  6. ^ Report on the Sahaja Yoga School, May 1995, Ministry of Justice, Republic of Austria, cited in Sahaja Yoga: Socializing Processes in a South Asian New Religious Movement by Judith Coney (1999) p161
  7. ^ [1] Sahaja Yoga Australia - benefits of Sahaja Yoga.
  8. ^ Vision and Mission, ISPS website, viewed 22 November 2007.
  9. ^ ISPS, Dharamshala
  10. ^ Srivastava, Nirmala (1991-04-28). Hamsa Puja (Speech). New York City, USA. 
  11. ^ cited in Judith Coney (1999), Sahaja Yoga: Socializing Processes in a South Asian New Religious Movement p243
  12. ^ Judith Coney, Sahaja Yoga: Socializing Processes in a South Asian New Religious Movement (1999) p164 "One child arrived home from the school having lost over a stone in weight and was so changed in appearance that his mother failed to recognise him at the airport. The school, however, had consistently reported throughout the year that he was 'doing fine'.

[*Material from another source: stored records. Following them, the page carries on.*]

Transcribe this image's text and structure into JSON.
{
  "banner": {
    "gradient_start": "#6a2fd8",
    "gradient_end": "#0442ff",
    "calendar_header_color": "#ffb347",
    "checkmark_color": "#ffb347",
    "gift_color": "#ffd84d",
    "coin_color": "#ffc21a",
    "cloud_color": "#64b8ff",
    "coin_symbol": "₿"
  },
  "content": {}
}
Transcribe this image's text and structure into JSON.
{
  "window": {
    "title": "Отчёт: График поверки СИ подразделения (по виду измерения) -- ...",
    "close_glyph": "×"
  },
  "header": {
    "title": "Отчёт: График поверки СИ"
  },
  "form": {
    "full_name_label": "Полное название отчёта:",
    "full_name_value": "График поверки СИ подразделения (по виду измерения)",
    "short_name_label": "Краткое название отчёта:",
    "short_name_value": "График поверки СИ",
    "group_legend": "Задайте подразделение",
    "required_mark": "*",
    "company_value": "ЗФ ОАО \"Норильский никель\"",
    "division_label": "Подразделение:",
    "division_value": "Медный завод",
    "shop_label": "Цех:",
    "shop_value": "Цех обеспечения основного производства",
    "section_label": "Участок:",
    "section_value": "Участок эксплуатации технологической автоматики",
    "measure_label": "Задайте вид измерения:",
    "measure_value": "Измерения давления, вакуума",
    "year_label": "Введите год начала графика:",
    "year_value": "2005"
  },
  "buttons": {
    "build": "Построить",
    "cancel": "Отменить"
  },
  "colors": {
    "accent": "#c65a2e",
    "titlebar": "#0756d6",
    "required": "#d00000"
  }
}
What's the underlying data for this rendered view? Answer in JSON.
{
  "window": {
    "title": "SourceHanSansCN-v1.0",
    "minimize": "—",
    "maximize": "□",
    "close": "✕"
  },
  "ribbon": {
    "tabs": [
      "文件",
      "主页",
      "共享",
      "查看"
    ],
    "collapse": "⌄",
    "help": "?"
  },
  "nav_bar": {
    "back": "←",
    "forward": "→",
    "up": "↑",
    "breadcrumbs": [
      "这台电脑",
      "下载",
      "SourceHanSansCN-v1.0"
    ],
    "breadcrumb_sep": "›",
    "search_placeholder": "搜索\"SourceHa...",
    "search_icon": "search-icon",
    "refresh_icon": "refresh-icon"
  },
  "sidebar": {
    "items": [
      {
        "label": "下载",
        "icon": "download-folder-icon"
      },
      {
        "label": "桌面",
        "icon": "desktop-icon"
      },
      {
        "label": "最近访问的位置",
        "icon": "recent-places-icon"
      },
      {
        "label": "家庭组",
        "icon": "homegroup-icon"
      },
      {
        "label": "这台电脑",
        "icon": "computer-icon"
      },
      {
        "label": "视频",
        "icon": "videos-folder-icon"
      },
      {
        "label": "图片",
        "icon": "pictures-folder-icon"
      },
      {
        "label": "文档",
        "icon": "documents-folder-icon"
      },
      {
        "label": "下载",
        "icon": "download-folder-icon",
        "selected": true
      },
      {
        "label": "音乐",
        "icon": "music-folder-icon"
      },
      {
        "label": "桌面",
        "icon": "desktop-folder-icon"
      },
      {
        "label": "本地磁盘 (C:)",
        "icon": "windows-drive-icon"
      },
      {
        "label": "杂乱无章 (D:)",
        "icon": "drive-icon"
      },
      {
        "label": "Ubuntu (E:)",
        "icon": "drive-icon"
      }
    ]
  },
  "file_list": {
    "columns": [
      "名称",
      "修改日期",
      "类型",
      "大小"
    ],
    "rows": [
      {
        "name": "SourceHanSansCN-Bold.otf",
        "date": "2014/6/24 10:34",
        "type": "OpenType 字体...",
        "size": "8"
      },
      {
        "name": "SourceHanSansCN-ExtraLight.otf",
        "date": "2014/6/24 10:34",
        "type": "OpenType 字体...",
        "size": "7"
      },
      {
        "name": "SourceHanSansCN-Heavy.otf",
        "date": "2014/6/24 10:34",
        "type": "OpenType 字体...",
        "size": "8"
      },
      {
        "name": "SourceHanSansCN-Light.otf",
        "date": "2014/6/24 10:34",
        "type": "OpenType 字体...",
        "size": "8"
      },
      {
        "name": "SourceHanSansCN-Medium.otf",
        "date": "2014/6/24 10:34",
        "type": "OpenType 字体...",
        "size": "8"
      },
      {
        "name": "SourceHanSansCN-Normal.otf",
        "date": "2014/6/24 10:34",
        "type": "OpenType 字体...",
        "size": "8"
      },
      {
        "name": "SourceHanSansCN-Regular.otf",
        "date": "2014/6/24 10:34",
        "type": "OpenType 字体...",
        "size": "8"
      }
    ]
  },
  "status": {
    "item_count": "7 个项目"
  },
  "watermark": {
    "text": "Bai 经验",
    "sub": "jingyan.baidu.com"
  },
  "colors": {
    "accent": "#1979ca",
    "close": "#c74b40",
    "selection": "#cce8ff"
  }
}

  13. ^ Judith Coney, Sahaja Yoga: Socializing Processes in a South Asian New Religious Movement (1999) p166
  14. ^ Her Holiness Mataji Shree Nirmala Devi, Sahaja Yoga (1989) p44 "The Sahaja Yogis must respect their children. The teachers must also respect the children. If the children are extremely difficult then the parents can sometimes slap them, but not the teachers. No teacher is allowed to in any way punish the child in such a way that the child gets hurt."
  15. ^ Judith Coney, Sahaja Yoga: Socializing Processes in a South Asian New Religious Movement (1999) p164
  16. ^ "Spare rod or be punished, teachers told", The Times of India, 10 August 2007
  17. ^ Brigitte Schinkele, Rechtsprechung in Österreichisches Archiv für Kirchenrecht 45 [1998], ibid., pp. 306-317, cited in Eva M Synek, "The Limits of Religious Tolerance - a European Perspective"
  18. ^ Judith Coney, Sahaja Yoga: Socializing Processes in a South Asian New Religious Movement (1999) p162-3
  19. ^ a b Susan J. Palmer, Charlotte Hardman: Growing Up As Mother's Children: Socializing a Second Generation in Sahaja Yoga by Judith Coney in Children in New Religions, page 119, Rutgers University Press, July 1999
  20. ^ Enrolment Form

External links[edit]